Task item:
When a line of the records below contains the string "Amount", copy that whole line.

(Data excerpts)
.....

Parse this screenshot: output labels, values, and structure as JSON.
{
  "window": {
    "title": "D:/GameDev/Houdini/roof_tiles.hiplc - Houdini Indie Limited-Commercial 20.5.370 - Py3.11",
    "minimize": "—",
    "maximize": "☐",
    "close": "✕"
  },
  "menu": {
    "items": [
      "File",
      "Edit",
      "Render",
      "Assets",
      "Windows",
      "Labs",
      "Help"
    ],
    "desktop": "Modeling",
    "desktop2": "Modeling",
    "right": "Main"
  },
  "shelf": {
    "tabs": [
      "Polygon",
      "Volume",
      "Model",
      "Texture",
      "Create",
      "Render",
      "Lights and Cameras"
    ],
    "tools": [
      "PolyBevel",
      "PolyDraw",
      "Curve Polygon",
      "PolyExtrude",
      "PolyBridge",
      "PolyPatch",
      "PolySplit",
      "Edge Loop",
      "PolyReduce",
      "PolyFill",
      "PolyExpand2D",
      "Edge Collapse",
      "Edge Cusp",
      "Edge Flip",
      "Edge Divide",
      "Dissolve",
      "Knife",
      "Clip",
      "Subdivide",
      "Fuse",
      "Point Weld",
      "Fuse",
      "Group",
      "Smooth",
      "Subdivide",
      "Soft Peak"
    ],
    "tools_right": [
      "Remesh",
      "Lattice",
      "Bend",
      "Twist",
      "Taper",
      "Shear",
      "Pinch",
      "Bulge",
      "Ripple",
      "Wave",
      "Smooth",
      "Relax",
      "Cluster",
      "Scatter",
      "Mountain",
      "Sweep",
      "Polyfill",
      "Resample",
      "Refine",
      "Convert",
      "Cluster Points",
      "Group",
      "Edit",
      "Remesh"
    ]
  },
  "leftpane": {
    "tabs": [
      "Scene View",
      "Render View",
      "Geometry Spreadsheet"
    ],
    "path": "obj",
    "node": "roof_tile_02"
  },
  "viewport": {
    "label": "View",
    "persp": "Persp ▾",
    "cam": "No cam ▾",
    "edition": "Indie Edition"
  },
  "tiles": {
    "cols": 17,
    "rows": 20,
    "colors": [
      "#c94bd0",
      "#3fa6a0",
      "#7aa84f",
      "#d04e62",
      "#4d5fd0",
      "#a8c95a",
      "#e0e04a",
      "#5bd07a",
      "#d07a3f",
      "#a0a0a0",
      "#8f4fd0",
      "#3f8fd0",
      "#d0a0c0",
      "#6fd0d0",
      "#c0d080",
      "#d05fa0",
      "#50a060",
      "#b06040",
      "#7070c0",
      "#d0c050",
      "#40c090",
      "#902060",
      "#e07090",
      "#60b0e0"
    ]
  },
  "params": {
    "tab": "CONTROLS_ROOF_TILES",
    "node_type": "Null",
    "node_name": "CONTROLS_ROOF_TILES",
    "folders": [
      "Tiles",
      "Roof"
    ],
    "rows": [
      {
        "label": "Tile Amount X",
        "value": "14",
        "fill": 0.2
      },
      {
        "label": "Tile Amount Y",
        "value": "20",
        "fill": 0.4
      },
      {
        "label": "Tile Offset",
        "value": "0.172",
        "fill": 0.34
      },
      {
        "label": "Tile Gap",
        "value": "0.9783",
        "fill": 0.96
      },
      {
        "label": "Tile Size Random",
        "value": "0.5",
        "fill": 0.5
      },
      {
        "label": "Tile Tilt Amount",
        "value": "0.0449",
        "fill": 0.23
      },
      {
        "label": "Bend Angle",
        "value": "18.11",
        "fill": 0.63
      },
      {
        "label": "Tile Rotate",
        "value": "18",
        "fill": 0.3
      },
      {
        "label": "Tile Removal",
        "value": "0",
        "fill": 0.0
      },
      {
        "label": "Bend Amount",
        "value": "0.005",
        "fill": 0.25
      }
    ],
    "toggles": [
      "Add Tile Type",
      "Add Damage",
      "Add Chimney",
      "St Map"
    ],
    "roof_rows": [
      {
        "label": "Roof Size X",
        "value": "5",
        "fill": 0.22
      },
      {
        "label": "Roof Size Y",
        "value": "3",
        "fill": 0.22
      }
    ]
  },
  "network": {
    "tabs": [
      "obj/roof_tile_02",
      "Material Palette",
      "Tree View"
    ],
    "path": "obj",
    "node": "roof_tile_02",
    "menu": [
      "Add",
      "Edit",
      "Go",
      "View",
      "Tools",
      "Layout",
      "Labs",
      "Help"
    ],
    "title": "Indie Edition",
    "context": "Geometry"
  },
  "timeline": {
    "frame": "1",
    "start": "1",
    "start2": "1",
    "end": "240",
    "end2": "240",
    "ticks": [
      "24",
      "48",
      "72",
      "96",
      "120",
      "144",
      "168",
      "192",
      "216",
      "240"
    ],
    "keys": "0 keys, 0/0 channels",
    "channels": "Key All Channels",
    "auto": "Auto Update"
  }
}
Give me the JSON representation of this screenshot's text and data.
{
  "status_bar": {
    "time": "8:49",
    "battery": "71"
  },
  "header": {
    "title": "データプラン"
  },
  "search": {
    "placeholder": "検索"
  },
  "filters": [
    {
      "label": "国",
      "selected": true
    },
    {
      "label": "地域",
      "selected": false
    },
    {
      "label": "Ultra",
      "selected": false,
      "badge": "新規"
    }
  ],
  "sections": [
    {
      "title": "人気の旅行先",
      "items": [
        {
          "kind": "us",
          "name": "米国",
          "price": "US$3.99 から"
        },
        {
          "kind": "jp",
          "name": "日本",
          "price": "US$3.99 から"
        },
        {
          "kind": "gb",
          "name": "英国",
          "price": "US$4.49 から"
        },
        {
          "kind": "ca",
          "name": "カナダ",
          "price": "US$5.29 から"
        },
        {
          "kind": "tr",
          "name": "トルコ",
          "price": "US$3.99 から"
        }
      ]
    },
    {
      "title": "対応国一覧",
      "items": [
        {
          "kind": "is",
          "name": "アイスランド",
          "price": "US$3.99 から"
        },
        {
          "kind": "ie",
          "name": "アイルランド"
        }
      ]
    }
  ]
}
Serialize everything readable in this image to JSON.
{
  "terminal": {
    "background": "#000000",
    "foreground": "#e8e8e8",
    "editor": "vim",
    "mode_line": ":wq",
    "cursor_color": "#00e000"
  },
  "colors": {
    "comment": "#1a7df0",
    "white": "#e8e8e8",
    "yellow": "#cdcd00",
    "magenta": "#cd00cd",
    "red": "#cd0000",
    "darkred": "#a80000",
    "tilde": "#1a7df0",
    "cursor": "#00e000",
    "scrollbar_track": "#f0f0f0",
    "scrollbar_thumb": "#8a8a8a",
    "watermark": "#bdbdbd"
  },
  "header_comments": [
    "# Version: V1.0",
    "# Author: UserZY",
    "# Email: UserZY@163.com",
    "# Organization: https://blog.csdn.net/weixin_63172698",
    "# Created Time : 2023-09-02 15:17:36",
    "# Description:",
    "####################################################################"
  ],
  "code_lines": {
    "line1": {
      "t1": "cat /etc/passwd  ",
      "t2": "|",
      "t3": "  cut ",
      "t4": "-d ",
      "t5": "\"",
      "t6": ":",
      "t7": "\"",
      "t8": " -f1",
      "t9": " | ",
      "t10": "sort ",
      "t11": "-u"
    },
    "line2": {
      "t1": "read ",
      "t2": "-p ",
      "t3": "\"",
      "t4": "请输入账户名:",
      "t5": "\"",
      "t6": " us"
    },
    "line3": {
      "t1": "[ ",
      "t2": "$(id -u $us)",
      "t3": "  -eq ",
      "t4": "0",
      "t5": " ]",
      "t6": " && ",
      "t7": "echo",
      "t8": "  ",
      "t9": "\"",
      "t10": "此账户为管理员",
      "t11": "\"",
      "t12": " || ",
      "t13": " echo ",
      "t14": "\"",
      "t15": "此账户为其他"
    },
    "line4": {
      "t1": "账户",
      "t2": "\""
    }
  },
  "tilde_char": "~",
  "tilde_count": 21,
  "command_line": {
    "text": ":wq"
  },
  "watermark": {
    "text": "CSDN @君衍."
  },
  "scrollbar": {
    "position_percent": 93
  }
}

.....

Solved exercise:
        "label": "Tile Amount X",
        "label": "Tile Amount Y",
        "label": "Tile Tilt Amount",
        "label": "Bend Amount",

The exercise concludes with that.